▶ **Task**: Take the data and return it in full. Change nothing.

▶ **Data extracted from a collection**:
*** Block opens ***

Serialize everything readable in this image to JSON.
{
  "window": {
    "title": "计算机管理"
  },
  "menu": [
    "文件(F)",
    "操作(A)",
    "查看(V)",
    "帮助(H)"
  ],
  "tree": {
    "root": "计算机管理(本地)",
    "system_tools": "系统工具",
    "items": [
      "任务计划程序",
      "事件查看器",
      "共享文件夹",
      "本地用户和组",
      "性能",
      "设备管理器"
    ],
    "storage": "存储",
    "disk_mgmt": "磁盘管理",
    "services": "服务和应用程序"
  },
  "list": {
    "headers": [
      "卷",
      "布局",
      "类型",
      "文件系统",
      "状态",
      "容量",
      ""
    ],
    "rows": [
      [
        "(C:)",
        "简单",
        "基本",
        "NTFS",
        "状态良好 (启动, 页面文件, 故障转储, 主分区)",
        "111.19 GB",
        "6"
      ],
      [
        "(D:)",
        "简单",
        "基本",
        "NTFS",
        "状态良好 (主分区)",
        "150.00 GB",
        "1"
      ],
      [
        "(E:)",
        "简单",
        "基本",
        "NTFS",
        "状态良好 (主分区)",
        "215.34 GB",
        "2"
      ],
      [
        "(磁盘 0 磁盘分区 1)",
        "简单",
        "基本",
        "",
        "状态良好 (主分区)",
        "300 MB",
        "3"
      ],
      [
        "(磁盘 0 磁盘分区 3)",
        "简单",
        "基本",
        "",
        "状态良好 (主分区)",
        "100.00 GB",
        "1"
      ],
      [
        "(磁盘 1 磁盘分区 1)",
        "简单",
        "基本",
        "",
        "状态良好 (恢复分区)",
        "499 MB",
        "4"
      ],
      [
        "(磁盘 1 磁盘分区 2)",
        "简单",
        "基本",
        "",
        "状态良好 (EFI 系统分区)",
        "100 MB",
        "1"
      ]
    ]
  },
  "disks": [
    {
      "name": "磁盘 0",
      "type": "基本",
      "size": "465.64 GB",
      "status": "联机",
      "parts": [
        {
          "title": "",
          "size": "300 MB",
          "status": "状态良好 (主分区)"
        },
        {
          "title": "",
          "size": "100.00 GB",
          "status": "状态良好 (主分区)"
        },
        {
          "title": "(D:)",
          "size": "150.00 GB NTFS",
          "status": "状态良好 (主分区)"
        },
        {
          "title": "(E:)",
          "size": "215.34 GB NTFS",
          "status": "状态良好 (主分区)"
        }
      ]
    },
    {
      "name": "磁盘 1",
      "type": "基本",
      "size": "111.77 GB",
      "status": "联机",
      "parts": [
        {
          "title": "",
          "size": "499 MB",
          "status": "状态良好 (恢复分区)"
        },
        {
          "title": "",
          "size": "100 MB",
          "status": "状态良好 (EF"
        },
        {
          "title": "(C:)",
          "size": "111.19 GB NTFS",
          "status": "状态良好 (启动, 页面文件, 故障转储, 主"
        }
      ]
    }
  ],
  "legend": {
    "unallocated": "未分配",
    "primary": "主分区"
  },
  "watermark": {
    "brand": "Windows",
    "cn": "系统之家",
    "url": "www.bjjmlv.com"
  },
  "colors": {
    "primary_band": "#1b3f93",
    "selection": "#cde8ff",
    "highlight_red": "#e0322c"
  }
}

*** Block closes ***

▶ **Output for this exercise**:
Serialize everything readable in this image to JSON.
{
  "window": {
    "title": "计算机管理"
  },
  "menu": [
    "文件(F)",
    "操作(A)",
    "查看(V)",
    "帮助(H)"
  ],
  "tree": {
    "root": "计算机管理(本地)",
    "system_tools": "系统工具",
    "items": [
      "任务计划程序",
      "事件查看器",
      "共享文件夹",
      "本地用户和组",
      "性能",
      "设备管理器"
    ],
    "storage": "存储",
    "disk_mgmt": "磁盘管理",
    "services": "服务和应用程序"
  },
  "list": {
    "headers": [
      "卷",
      "布局",
      "类型",
      "文件系统",
      "状态",
      "容量",
      ""
    ],
    "rows": [
      [
        "(C:)",
        "简单",
        "基本",
        "NTFS",
        "状态良好 (启动, 页面文件, 故障转储, 主分区)",
        "111.19 GB",
        "6"
      ],
      [
        "(D:)",
        "简单",
        "基本",
        "NTFS",
        "状态良好 (主分区)",
        "150.00 GB",
        "1"
      ],
      [
        "(E:)",
        "简单",
        "基本",
        "NTFS",
        "状态良好 (主分区)",
        "215.34 GB",
        "2"
      ],
      [
        "(磁盘 0 磁盘分区 1)",
        "简单",
        "基本",
        "",
        "状态良好 (主分区)",
        "300 MB",
        "3"
      ],
      [
        "(磁盘 0 磁盘分区 3)",
        "简单",
        "基本",
        "",
        "状态良好 (主分区)",
        "100.00 GB",
        "1"
      ],
      [
        "(磁盘 1 磁盘分区 1)",
        "简单",
        "基本",
        "",
        "状态良好 (恢复分区)",
        "499 MB",
        "4"
      ],
      [
        "(磁盘 1 磁盘分区 2)",
        "简单",
        "基本",
        "",
        "状态良好 (EFI 系统分区)",
        "100 MB",
        "1"
      ]
    ]
  },
  "disks": [
    {
      "name": "磁盘 0",
      "type": "基本",
      "size": "465.64 GB",
      "status": "联机",
      "parts": [
        {
          "title": "",
          "size": "300 MB",
          "status": "状态良好 (主分区)"
        },
        {
          "title": "",
          "size": "100.00 GB",
          "status": "状态良好 (主分区)"
        },
        {
          "title": "(D:)",
          "size": "150.00 GB NTFS",
          "status": "状态良好 (主分区)"
        },
        {
          "title": "(E:)",
          "size": "215.34 GB NTFS",
          "status": "状态良好 (主分区)"
        }
      ]
    },
    {
      "name": "磁盘 1",
      "type": "基本",
      "size": "111.77 GB",
      "status": "联机",
      "parts": [
        {
          "title": "",
          "size": "499 MB",
          "status": "状态良好 (恢复分区)"
        },
        {
          "title": "",
          "size": "100 MB",
          "status": "状态良好 (EF"
        },
        {
          "title": "(C:)",
          "size": "111.19 GB NTFS",
          "status": "状态良好 (启动, 页面文件, 故障转储, 主"
        }
      ]
    }
  ],
  "legend": {
    "unallocated": "未分配",
    "primary": "主分区"
  },
  "watermark": {
    "brand": "Windows",
    "cn": "系统之家",
    "url": "www.bjjmlv.com"
  },
  "colors": {
    "primary_band": "#1b3f93",
    "selection": "#cde8ff",
    "highlight_red": "#e0322c"
  }
}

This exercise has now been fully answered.